After leaving The High Windows, Einstein returned to being a solo artist, releasing the album Mazal Gdi under the Capricorn label. It was not a success. As he was looking for a new sound, Einstein went on to produce the album Puzi (or Poozy) with the Israeli psychedelic rock band The Churchills, who contributed half of the instrumentals. Today, this album is considered the first true Israeli rock album. The Churchills went on to release three more albums with Einstein as their singer.

Around the same time, Einstein also focused on his acting. In the early 1970s, Einstein was involved in a short-lived television series Lool (Chicken Coop) as part of the “Havurat Lool” (Lool Gang). Although the show aired only four episodes, it has attained cult status and is now regarded as a classic in Israeli television. Lool consisted of comic sketches and songs, featuring singers performing classic Israeli songs written by prominent Israeli poets and laureates.

From the early 1970s on, Einstein devoted his performing career to reviving old Hebrew songs, most of which were written during the first half of the 20th century.

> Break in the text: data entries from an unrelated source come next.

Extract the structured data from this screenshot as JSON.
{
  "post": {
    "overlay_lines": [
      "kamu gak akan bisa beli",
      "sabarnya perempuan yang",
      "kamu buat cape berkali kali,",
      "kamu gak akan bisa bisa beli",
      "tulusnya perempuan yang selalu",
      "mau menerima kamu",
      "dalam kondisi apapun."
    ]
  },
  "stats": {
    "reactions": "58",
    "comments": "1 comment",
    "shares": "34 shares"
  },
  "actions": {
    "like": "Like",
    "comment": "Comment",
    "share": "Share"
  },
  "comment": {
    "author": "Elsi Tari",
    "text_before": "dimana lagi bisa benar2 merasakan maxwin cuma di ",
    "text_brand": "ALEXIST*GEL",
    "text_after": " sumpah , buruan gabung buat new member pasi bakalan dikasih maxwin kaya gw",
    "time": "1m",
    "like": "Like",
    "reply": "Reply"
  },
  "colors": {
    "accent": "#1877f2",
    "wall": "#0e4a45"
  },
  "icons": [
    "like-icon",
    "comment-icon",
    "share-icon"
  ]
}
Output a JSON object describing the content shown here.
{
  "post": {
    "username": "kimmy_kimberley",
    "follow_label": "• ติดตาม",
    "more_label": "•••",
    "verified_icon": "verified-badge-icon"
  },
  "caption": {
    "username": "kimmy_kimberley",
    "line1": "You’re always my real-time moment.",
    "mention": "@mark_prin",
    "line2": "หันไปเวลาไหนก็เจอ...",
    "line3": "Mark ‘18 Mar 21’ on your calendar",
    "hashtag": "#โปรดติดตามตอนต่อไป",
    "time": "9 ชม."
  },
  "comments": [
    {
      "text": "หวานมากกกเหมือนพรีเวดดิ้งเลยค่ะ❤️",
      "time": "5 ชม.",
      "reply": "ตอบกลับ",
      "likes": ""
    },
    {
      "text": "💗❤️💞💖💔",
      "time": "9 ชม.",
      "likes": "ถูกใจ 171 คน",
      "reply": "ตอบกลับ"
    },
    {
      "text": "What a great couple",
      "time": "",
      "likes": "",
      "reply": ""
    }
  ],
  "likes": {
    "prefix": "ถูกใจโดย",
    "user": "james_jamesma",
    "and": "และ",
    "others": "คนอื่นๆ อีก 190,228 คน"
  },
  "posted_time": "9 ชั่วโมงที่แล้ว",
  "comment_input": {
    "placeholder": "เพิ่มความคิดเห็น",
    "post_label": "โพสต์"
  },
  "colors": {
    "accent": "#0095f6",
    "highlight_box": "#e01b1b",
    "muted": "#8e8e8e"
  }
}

Einstein would release a series of albums under the name “The Old and Good Land of Israel” – containing songs written from the beginning of the Jewish settlement to the “ballroom” songs of the 1950s – together with releasing his own original albums. He would continue to do this type of arrangement until the 1990s.

Later life and career

After performing for a living for almost three decades, Einstein decided to stop doing live performances for good. At this time, it was revealed that throughout his entire performing career he had suffered from stage fright, which he never overcame, and did not wish to go on stage anymore even as he was receiving offers to perform on the stage (some of these offers reached seven figures).

Instead, he concentrated on making music and being in the recording studio, which he referred to as his “natural habitat.” Despite not performing on the live stage anymore, Einstein continued to find success in his career, making music late into his life. He released his final studio album, Kol Ha Tov Shebaolam (All the Good Things in the World), in 2007. In 2010, he was the most played artists in most Israeli radio stations.

On November 26, 2013, Arik Einstein died after collapsing in his home only hours prior. His hospitalization in the hours leading up to his death was closely monitored and widely covered by every major media organization in Israel. His funeral was attended by tens and thousands of people, including former Prime Minister Benjamin Netanyahu, who said that Einstein’s songs were the “soundtrack of Israel.”

During his lifetime, Einstein released 36 studio albums, six EPs, and eight singles, as well as albums with acts he was a member of. He also worked with several other artists, often sharing credits on their albums.